Web page and app entries:

________________

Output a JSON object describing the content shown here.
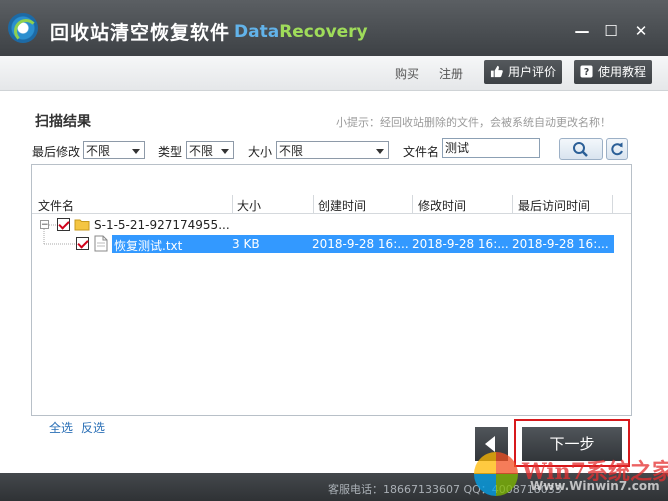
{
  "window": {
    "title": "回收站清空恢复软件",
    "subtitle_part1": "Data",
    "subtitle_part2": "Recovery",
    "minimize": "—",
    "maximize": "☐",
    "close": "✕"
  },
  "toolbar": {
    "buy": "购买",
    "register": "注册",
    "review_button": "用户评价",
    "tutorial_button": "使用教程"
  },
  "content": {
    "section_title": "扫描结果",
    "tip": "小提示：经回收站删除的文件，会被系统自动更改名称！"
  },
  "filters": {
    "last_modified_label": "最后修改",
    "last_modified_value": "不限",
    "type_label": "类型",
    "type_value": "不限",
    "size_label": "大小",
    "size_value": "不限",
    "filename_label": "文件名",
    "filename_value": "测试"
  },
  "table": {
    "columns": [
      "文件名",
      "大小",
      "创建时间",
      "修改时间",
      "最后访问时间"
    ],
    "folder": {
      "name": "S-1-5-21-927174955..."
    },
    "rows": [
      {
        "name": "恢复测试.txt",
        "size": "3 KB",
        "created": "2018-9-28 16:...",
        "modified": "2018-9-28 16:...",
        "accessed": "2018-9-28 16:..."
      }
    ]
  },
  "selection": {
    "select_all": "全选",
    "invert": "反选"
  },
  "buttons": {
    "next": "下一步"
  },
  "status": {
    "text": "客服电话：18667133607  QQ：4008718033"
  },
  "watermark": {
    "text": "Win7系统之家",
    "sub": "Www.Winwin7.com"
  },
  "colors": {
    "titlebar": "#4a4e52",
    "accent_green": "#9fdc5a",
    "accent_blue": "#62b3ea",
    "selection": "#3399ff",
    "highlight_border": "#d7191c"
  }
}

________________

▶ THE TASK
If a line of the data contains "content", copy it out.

▶ WRITTEN RESPONSE
Output a JSON object describing the content shown here.
  "content": {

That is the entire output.